PENDLETON — The pandemic spurred on a surge of telemedicine options, and some medical providers are hoping that trend continues after it is over.
Cheryl Pearce, director of physician clinics for St. Anthony Hospital in Pendleton, said the hospital had used telehealth in some cases in the past, including for its stroke recovery program. But the clinics were limited on what telehealth they could provide.
Rural clinics were unable to be reimbursed for telehealth appointments for Medicare patients in their home, for example.
Once the pandemic hit, the Trump administration waived those rules, allowing clinics to continue seeing patients even when everything was shut down.
“A lot of the time, we just had to do it by telephone initially, because we couldn’t get any webcams because everyone in the country was trying to do everything virtually,” Pearce said.
Since then, however, St. Anthony has been able to expand and strengthen its virtual telehealth offerings. Pearce said the number of visits done virtually have “waxed and waned” over the course of the pandemic, depending on how quickly COVID-19 is spreading in the community.
She said some providers like doing video or phone visits, others don’t. Similarly, some patients prefer to be seen in person while others prefer a video visit. She said telehealth can be especially useful to certain groups of people, such as patients who live in assisted living facilities.
Telehealth can be particularly useful for follow-up visits, she said, when providers have already diagnosed the problem but need to check in with a patient to see whether their symptoms have improved or if their new medication is working.
She said she hopes St. Anthony will be allowed to continue providing telehealth options for patients after the pandemic is over.
Troy LeGore, vice president of Good Shepherd Medical Group in Hermiston, said in an email that Good Shepherd Health Care System as a whole has had a “robust” selection of telehealth offerings since prior to the pandemic. Just a few of those have included genetic counseling, tele-cardiolology and tele-endocrinology in the clinics and pediatric critical care in the Family Birth Center.
Once the pandemic hit, Good Shepherd added telehealth for all primary care clinics and urgent care, as well as adding other options for patients who didn’t want to come inside, such as curbside service for prescription pick-ups. LeGore said they plan to continue all of those options.
Telemedicine has its benefits and drawbacks, he said. On the negative side, some patients don’t feel like they got their money’s worth if they didn’t see a doctor in person and some struggle with figuring out the technology. There are also some more hands-on assessments that need to be done in person, such as taking blood pressure.
On the other hand, LeGore said, telehealth gives patients in more rural areas access to specialists they would otherwise have to travel long distances to see, and helped limit patients’ and providers’ exposure to each other during the pandemic.
Telepharmacy bill offers help
While the future of some telehealth options are still up in the air, a bill introduced by Sen. Bill Hansell, R-Athena, would allow pharmacists to provide virtual services in certain circumstances.

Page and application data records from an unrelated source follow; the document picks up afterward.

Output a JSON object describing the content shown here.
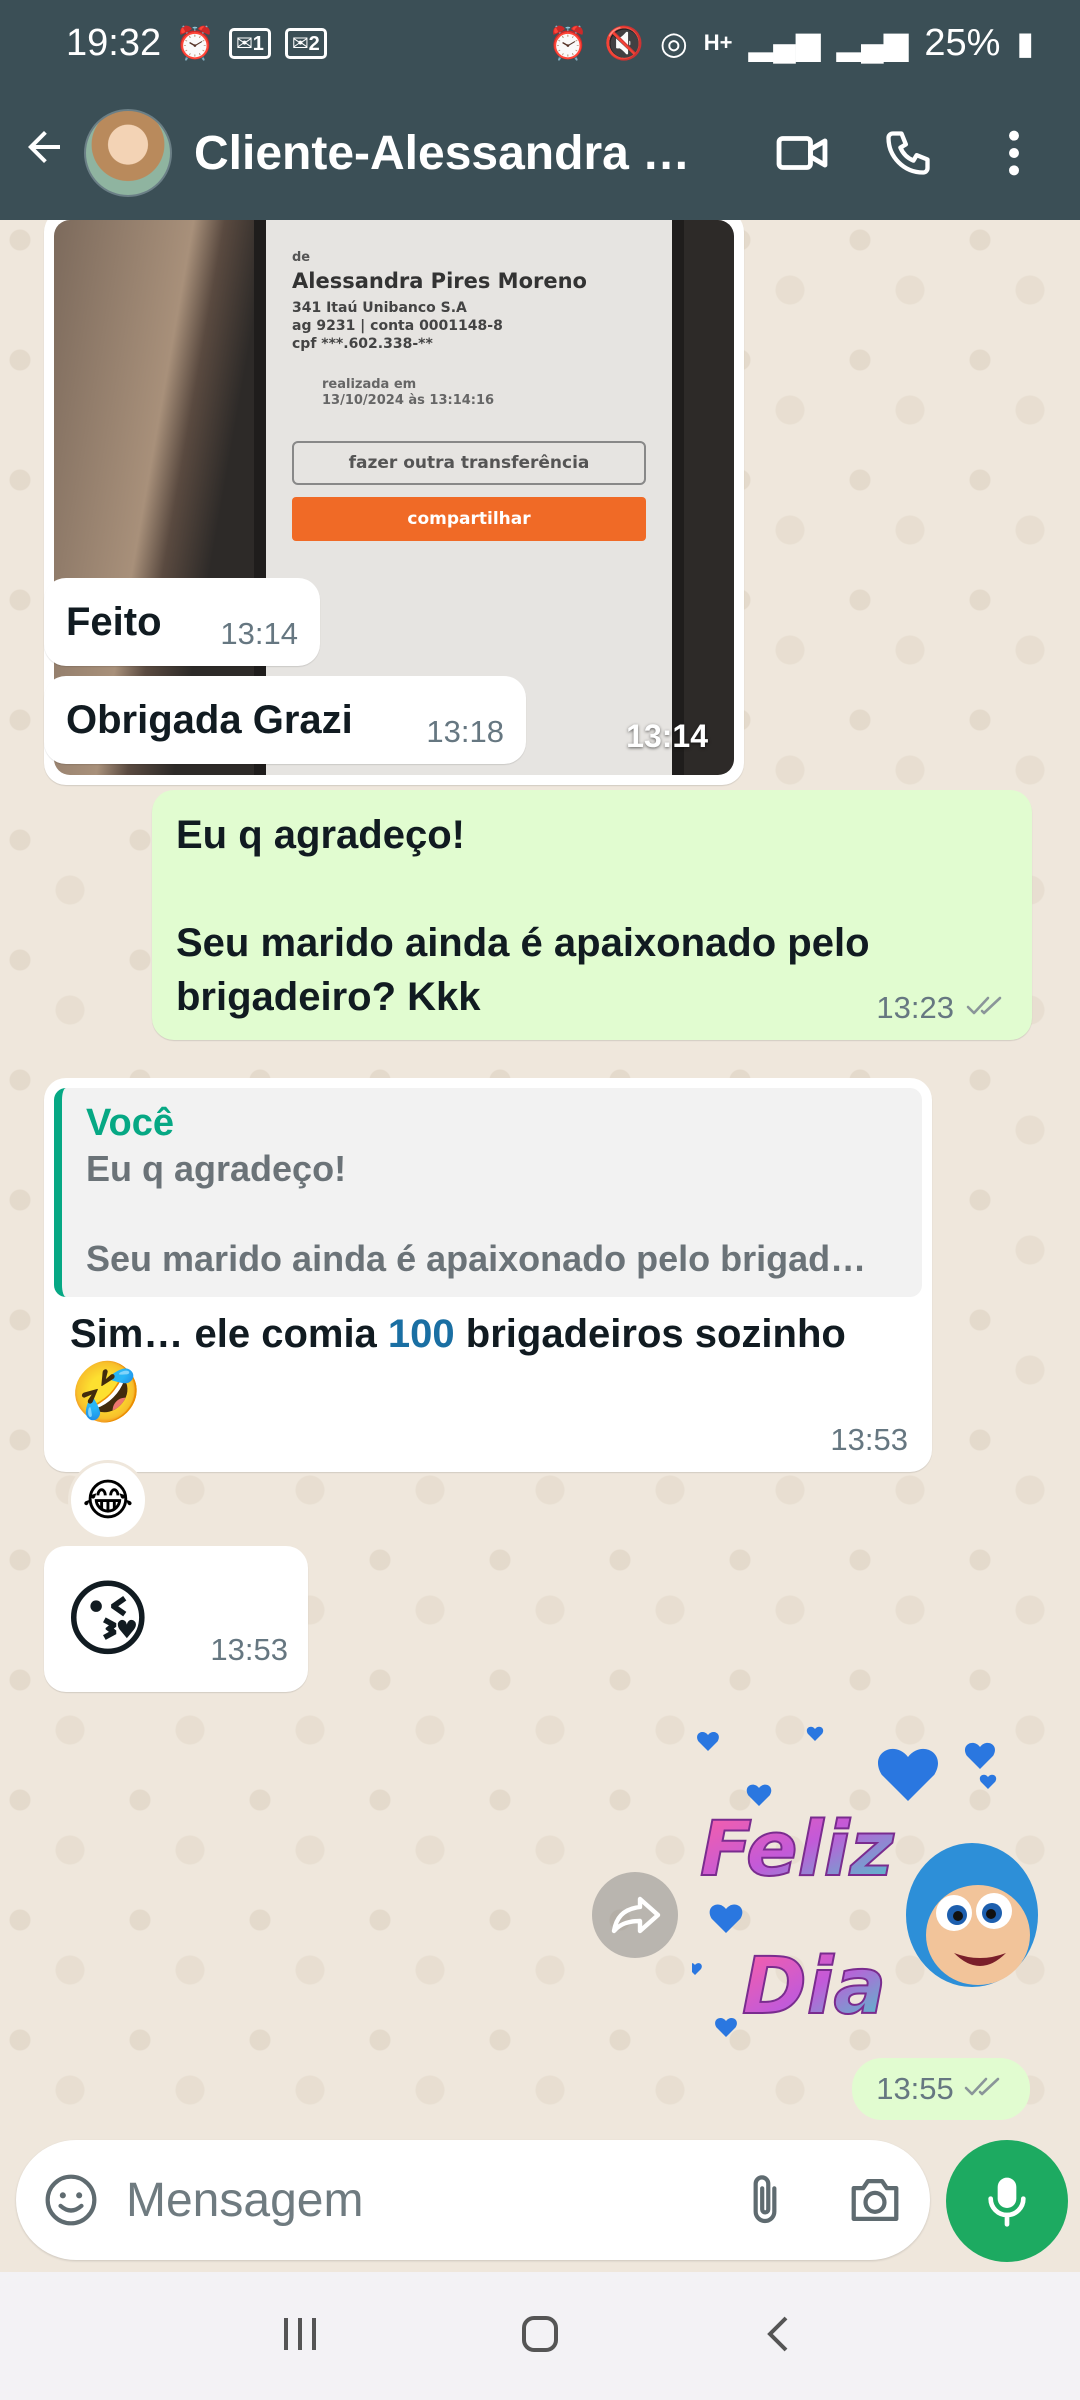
{
  "status_bar": {
    "time": "19:32",
    "battery": "25%",
    "sim1": "1",
    "sim2": "2",
    "data": "H+"
  },
  "header": {
    "title": "Cliente-Alessandra M…",
    "back_icon": "arrow-left-icon",
    "video_icon": "video-call-icon",
    "call_icon": "phone-icon",
    "menu_icon": "more-vert-icon"
  },
  "messages": {
    "image": {
      "time": "13:14",
      "receipt": {
        "from_label": "de",
        "name": "Alessandra Pires Moreno",
        "bank": "341 Itaú Unibanco S.A",
        "account": "ag 9231 | conta 0001148-8",
        "cpf": "cpf ***.602.338-**",
        "done_label": "realizada em",
        "done_at": "13/10/2024 às 13:14:16",
        "button_other": "fazer outra transferência",
        "button_share": "compartilhar"
      }
    },
    "m1": {
      "text": "Feito",
      "time": "13:14"
    },
    "m2": {
      "text": "Obrigada Grazi",
      "time": "13:18"
    },
    "m3": {
      "line1": "Eu q agradeço!",
      "line2": "Seu marido ainda é apaixonado pelo brigadeiro? Kkk",
      "time": "13:23"
    },
    "m4": {
      "quote_author": "Você",
      "quote_line1": "Eu q agradeço!",
      "quote_line2": "Seu marido ainda é apaixonado pelo brigad…",
      "text_before": "Sim… ele comia ",
      "number": "100",
      "text_after": " brigadeiros sozinho",
      "emoji": "🤣",
      "time": "13:53",
      "reaction": "😂"
    },
    "m5": {
      "emoji": "😘",
      "time": "13:53"
    },
    "sticker": {
      "text_top": "Feliz",
      "text_bottom": "Dia",
      "time": "13:55"
    }
  },
  "composer": {
    "placeholder": "Mensagem"
  },
  "colors": {
    "header": "#3b4f56",
    "chat_bg": "#efe7dc",
    "outgoing": "#e1fcd0",
    "accent": "#06a884",
    "mic": "#1daa61"
  }
}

Senate Bill 629 is currently scheduled for a hearing in the House Committee on Health Care on Thursday, May 6. The bill would allow for a pharmacist to remotely supervise a pharmacy technician or speak with a patient rather than being on site. It would give pharmacies in small cities without enough work to support hiring a full-time pharmacist the ability to operate as a satellite office, where a pharmacy technician dispenses medications to patients under the supervision of a pharmacist at the main location.
Hansell said he had previously helped get funding for a medical clinic in Elgin that was affiliated with the Grande Ronde Hospital in La Grande. The small clinic would like to be able to dispense medications to patients on site, he said, but instead patients have to travel an hour round trip to pick up medications because there is not enough work to support a full-time pharmacist for the clinic. Under this bill, a pharmacist with Grande Ronde Hospital could remotely supervise a pharmacy technician at the clinic in Elgin.

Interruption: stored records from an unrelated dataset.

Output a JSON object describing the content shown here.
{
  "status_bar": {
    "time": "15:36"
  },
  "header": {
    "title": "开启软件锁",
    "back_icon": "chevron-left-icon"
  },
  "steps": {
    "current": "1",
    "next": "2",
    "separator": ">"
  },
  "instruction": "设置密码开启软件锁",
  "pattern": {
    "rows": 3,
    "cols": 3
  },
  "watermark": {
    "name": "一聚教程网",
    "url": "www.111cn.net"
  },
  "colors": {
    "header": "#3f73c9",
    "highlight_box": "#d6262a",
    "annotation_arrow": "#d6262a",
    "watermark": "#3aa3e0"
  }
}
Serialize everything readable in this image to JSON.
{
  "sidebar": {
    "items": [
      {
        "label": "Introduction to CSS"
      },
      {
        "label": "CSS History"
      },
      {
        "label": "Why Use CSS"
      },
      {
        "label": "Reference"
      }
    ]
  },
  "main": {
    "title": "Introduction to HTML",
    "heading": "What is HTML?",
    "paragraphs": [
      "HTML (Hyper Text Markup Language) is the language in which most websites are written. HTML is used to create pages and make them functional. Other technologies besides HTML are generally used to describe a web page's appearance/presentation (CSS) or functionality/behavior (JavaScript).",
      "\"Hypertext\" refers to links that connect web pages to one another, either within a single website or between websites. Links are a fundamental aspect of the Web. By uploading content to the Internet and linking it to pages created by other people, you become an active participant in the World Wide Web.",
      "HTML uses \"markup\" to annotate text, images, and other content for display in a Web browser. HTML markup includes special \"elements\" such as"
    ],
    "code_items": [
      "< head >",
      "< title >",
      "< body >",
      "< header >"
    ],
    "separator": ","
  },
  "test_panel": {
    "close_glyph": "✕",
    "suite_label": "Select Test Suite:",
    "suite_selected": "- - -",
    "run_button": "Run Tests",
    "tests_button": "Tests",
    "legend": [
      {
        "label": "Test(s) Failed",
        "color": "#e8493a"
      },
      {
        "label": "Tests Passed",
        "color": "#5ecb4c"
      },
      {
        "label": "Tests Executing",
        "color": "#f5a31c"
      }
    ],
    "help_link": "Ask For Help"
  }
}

“We anticipate that other clinics are in the same situation,” he said.
He said when he sponsored the bill, it was after finding out that Oregon is the only state west of Texas not offering it as an option.
“I thought, if it’s that universal, if there are concerns, we can work them out,” he said.
The bill has received the support of the Oregon Society of Health System Pharmacies, Oregon State Pharmacy Association and the Oregon Association of Hospitals and Health Systems.